The success of the Vienna Initiative is all the more remarkable, as so-called standstill agreements between international creditors/banks have often previously failed. Hopefully this overview will help to ensure that the qualities of this process will find sufficient attention, when policymakers are currently remembering the tenth anniversary of “crisis fighting” within the context of the GFC. Currently, we see that a lot of leaders are very much focussed on the public sector contribution in fighting the GFC globally and in Europe (e.g. at the G-20 level), while the specific cooperation between the private and public sectors in the context of the Vienna Initiative is given less attention. The special cooperation between the public and private sectors within the framework of the “Vienna Initiative” should, of course, not only be sufficiently appreciated historically and in terms of the merits of the actors involved. There are also current and forward-looking references. The “Banking Union” framework will not shield the euro area and/or the EU from any banking sector shakes going forward. However, decent and more centralised information about interlinkages (due to a more central banking sector oversight at the ECB, ESRB) may facilitate crisis management – if needed. Coordinated crisis management inside the euro area/EU, like in the context of the “Vienna Initiative” seen back in 2008/2009 (involving the private and public sector), seems to be a more realistic option nowadays. As part of an imaginary “Paris” or “Frankfurt Initiative” (due to the headquarters of EBA in Paris or ECB in Frankfurt) major euro area/EU banks or other creditors could be offered credible and coordinated stand-still agreements (e.g. for cross-border banking exposures or sovereign bond holdings) in exchange for temporary ECB/OMT support and finally a decent ESM-sponsored stabilisation and reform package – a structure similar to the original “Vienna Initiative” format.

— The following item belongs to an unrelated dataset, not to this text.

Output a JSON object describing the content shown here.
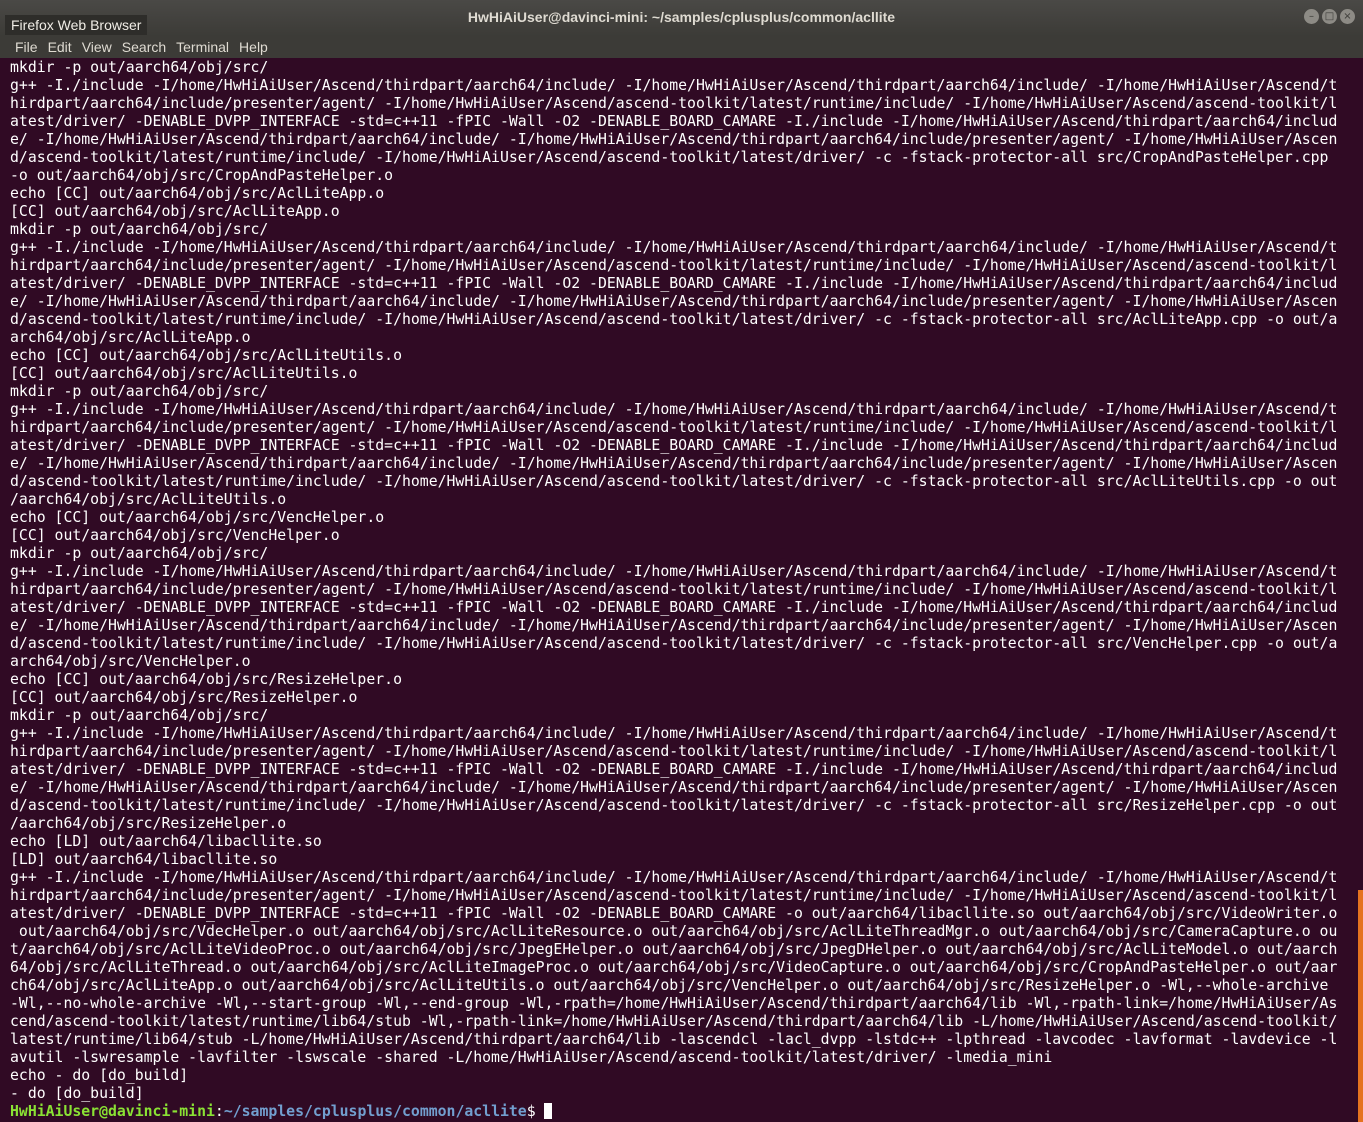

Gunter Deuber is Head of Economics, Fixed Income and FX Research at Raiffeisen Bank International in Vienna.
Watch Christine Würfel, responsible for coordinating Vienna Initiative topics at RBI, explain what exactly the Vienna Initiative is and find out more about its main achievements and future projects: